Report every line in the listing below where the string "Session" shows up.

———

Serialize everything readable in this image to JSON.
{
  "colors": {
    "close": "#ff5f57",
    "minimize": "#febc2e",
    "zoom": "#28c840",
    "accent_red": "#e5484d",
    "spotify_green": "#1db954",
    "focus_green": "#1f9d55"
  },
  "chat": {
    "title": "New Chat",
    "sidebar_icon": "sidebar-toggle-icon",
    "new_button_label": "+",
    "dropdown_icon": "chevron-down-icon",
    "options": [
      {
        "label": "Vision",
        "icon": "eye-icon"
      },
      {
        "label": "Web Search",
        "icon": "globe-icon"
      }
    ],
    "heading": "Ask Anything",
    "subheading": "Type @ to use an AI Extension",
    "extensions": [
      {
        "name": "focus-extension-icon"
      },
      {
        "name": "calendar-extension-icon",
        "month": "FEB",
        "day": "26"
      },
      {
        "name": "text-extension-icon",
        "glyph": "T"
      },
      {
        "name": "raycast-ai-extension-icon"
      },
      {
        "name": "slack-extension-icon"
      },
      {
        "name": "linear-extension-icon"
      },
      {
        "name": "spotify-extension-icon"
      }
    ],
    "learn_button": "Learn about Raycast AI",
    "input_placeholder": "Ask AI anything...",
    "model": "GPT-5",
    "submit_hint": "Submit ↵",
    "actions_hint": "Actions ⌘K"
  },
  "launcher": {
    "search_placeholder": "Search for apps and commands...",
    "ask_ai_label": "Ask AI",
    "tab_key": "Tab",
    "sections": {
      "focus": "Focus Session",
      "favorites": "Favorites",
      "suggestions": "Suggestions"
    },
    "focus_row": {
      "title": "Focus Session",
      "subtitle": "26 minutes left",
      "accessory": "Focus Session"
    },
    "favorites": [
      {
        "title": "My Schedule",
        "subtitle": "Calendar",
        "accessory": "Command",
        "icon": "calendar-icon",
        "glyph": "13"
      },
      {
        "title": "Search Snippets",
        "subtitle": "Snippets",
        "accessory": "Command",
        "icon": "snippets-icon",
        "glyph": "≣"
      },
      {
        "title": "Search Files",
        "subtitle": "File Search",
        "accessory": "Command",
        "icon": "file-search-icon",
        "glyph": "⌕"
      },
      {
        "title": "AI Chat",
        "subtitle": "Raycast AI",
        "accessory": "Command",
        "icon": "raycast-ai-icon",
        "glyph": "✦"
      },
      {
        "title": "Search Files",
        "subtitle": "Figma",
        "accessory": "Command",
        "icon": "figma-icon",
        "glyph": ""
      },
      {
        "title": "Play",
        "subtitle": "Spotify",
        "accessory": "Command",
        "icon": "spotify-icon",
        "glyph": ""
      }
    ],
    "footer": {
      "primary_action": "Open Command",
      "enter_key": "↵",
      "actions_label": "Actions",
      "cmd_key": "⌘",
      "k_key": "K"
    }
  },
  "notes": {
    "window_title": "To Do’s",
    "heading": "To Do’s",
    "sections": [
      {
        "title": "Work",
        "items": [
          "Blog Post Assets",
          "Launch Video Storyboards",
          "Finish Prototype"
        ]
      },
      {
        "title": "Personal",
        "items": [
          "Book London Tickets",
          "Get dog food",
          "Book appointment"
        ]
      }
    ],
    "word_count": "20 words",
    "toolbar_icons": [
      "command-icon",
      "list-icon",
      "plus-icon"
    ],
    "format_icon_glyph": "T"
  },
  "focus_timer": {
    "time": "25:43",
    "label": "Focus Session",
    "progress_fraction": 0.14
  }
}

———

▸ **ANSWER TO THIS TASK**:
      "focus": "Focus Session",
      "title": "Focus Session",
      "accessory": "Focus Session"
    "label": "Focus Session",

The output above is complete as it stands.